And when you got money, it corrupted you. It hurt you. Money made you crazy, bought you drugs that tear you apart, got you in debt, got everything you love set on fire. You needed the money, but the money ruined you.

In the end, once I moved on to the game’s second safehouse, I gradually lost interest. The mission structure sprawls out and the characters are less interesting, and I became less invested in Nico Bellic’s “I’m a man full of guilt who wants a different life yet I don’t even blink when you tell me to kill folks” routine. I simply realized that I didn’t want to play any more. So I stopped.

And so Nico walked away. Got on a boat, a bus, a plane, and went somewhere else where he didn’t need to kill for money. Nico just stopped.

bookmark bookmark bookmark bookmark bookmark bookmark

9 thoughts on “I Just Uninstalled GTA IV

  1. Shame you couldn’t get into it.

    Although the general mission structure can get tedious over time there’s some really memorable stuff happening later on and they present some extremly well written characters.
    Maybe someday put a couple more hours into it until you meet Brucie and the Irish dudes.

    1. I’ve met Brucie; he’s fun. I met the Irish cop, although I think I was supposed to have met him earlier, as Nico seemed to recognize him in the mission cutscene but I didn’t.

  2. The GTA series does seem to get more and more restrictive with their mission parameters every time out. And its the extremely narrow story missions that usually cause me to quit playing. I had a blast playing San Andreas but that damn race in the “Farewell, My Love…” is just a pain in the ass, especially considering that most GTA vehicles flip if they hit the slightest bump.

    1. They hit a more serious note in GTA4 so they probably didn’t find it appropriate to put too much ridiculous shit in there.

      I wonder what they’ll do with GTA5. Seems like family plays some kind of role in there so I suspect they won’t go straight back to batshit crazy San Andreas or Vice City.

      1. They did seem to be trying for a more serious tone, but that’s immediately ruined when you find out that the internet cafe is called “Tw@” or you listen to any of the radio host bits.

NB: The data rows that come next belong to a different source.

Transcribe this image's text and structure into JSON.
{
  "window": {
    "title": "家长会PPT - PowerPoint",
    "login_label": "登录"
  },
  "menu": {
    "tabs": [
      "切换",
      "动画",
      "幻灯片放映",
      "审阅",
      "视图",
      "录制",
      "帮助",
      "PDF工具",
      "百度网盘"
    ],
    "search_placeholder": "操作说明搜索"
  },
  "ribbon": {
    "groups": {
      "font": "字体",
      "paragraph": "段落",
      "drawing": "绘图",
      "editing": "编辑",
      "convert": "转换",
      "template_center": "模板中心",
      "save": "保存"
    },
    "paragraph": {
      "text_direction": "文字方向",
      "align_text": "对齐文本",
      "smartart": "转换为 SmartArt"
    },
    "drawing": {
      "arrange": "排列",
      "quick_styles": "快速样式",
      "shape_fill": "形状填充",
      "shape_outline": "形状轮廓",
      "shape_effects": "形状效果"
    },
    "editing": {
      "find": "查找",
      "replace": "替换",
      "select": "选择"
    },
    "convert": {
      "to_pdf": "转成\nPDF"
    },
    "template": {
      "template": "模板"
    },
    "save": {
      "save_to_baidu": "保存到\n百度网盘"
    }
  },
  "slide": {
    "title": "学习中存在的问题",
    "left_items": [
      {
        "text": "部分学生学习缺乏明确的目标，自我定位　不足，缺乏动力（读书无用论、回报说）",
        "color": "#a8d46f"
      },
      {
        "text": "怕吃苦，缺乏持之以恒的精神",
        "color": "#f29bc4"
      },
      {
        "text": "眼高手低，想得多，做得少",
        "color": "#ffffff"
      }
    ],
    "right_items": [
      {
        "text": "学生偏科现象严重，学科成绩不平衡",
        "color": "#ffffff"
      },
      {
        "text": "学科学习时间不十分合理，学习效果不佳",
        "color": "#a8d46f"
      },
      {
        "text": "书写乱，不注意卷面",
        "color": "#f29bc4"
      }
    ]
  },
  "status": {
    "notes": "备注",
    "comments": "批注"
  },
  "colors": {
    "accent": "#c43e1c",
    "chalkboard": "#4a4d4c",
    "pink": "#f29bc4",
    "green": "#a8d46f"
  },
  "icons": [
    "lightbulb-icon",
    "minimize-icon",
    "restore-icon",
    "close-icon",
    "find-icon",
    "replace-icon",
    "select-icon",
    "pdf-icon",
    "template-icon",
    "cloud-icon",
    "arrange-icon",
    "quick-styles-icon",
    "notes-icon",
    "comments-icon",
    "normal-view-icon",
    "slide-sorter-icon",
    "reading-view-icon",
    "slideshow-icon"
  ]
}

        1. Yeah they definitely walk a thin line between going for more seriousness in the main story and still keeping that over the top American pop culture commenting humor in it.

          Personally I found they struck a pretty good balance and I hope they keep that kind of stuff in GTA5 but I see how this could get in the way of some people’s overall experience with the game especially when your a little nitpicky about those kind of things.

  3. Too bad you didn’t like them, but to me GTA IV’s characters and story are the most interesting out of all the series (and I have played all its main entries). As someone who’s not American, I can fully appreciate Niko’s excellent characterization: the things he says and thinks reflect the way that many non-Americans feel about the country to absolute perfection. Angst and mass murder aside, he’s one of the most believable characters I’ve ever found in a game.

    EDIT: Oh, to clarify, I wasn’t trying to say that an American cannot fully appreciate the character, or that you didn’t do it for being American. I was just trying to say that I meet quite a lot of Niko Bellics where I live.

    1. No need to apologize; I totally understand what you mean, I think. I did find myself wondering what a non-American’s perspective on Nico would be. For me, he’s heavily contextualized as “the immigrant;” it’s really interesting to hear a perspective from someone who identifies with him from a different angle.

      I found Nico’s character interesting, but the “game” part of GTAIV managed to disrupt my suspension of disbelief in him. It’s very cool that you had a different experience.

Comments are closed.